▶ _Assignment_: Could the records be returned exactly, with the pictures left out?

▶ _Data about app and page elements_:
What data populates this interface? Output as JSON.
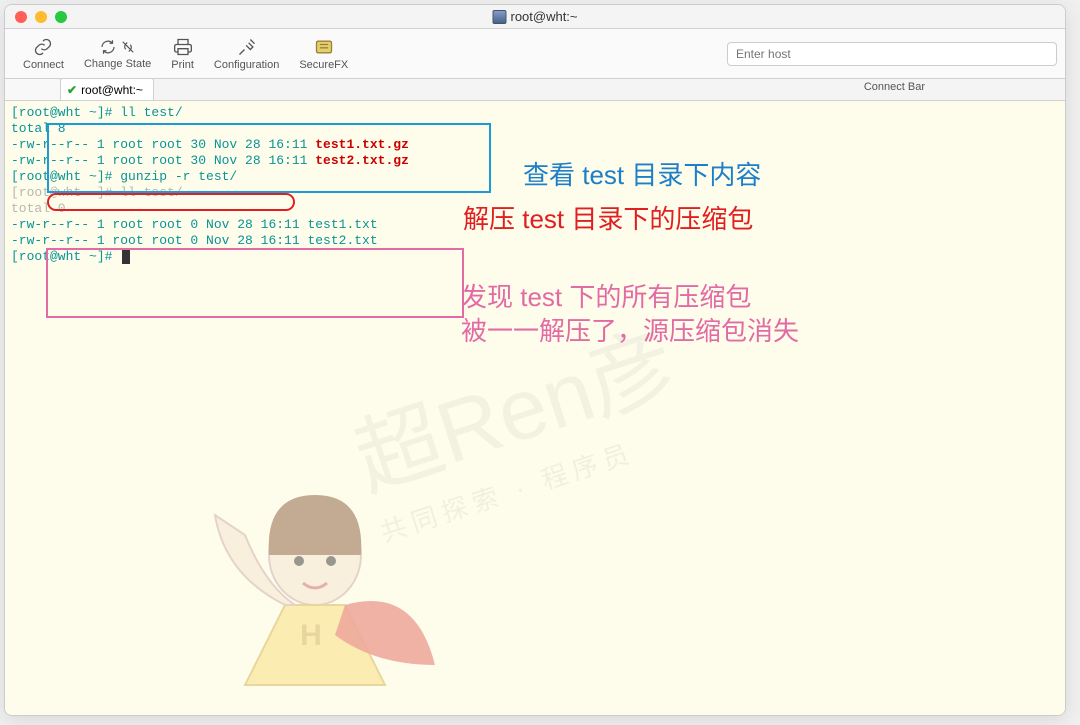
{
  "window": {
    "title": "root@wht:~"
  },
  "toolbar": {
    "connect": "Connect",
    "change_state": "Change State",
    "print": "Print",
    "configuration": "Configuration",
    "securefx": "SecureFX",
    "host_placeholder": "Enter host",
    "connect_bar": "Connect Bar"
  },
  "tab": {
    "label": "root@wht:~"
  },
  "terminal": {
    "l1": "[root@wht ~]# ll test/",
    "l2": "total 8",
    "l3a": "-rw-r--r-- 1 root root 30 Nov 28 16:11 ",
    "l3b": "test1.txt.gz",
    "l4a": "-rw-r--r-- 1 root root 30 Nov 28 16:11 ",
    "l4b": "test2.txt.gz",
    "l5": "[root@wht ~]# gunzip -r test/",
    "l6": "[root@wht ~]# ll test/",
    "l7": "total 0",
    "l8": "-rw-r--r-- 1 root root 0 Nov 28 16:11 test1.txt",
    "l9": "-rw-r--r-- 1 root root 0 Nov 28 16:11 test2.txt",
    "l10": "[root@wht ~]# "
  },
  "annotations": {
    "blue": "查看 test 目录下内容",
    "red": "解压 test 目录下的压缩包",
    "pink_l1": "发现 test 下的所有压缩包",
    "pink_l2": "被一一解压了，源压缩包消失"
  },
  "watermark": {
    "big": "超Ren彦",
    "small": "共同探索 · 程序员"
  }
}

▶ _Solution to this exercise_:
What data populates this interface? Output as JSON.
{
  "window": {
    "title": "root@wht:~"
  },
  "toolbar": {
    "connect": "Connect",
    "change_state": "Change State",
    "print": "Print",
    "configuration": "Configuration",
    "securefx": "SecureFX",
    "host_placeholder": "Enter host",
    "connect_bar": "Connect Bar"
  },
  "tab": {
    "label": "root@wht:~"
  },
  "terminal": {
    "l1": "[root@wht ~]# ll test/",
    "l2": "total 8",
    "l3a": "-rw-r--r-- 1 root root 30 Nov 28 16:11 ",
    "l3b": "test1.txt.gz",
    "l4a": "-rw-r--r-- 1 root root 30 Nov 28 16:11 ",
    "l4b": "test2.txt.gz",
    "l5": "[root@wht ~]# gunzip -r test/",
    "l6": "[root@wht ~]# ll test/",
    "l7": "total 0",
    "l8": "-rw-r--r-- 1 root root 0 Nov 28 16:11 test1.txt",
    "l9": "-rw-r--r-- 1 root root 0 Nov 28 16:11 test2.txt",
    "l10": "[root@wht ~]# "
  },
  "annotations": {
    "blue": "查看 test 目录下内容",
    "red": "解压 test 目录下的压缩包",
    "pink_l1": "发现 test 下的所有压缩包",
    "pink_l2": "被一一解压了，源压缩包消失"
  },
  "watermark": {
    "big": "超Ren彦",
    "small": "共同探索 · 程序员"
  }
}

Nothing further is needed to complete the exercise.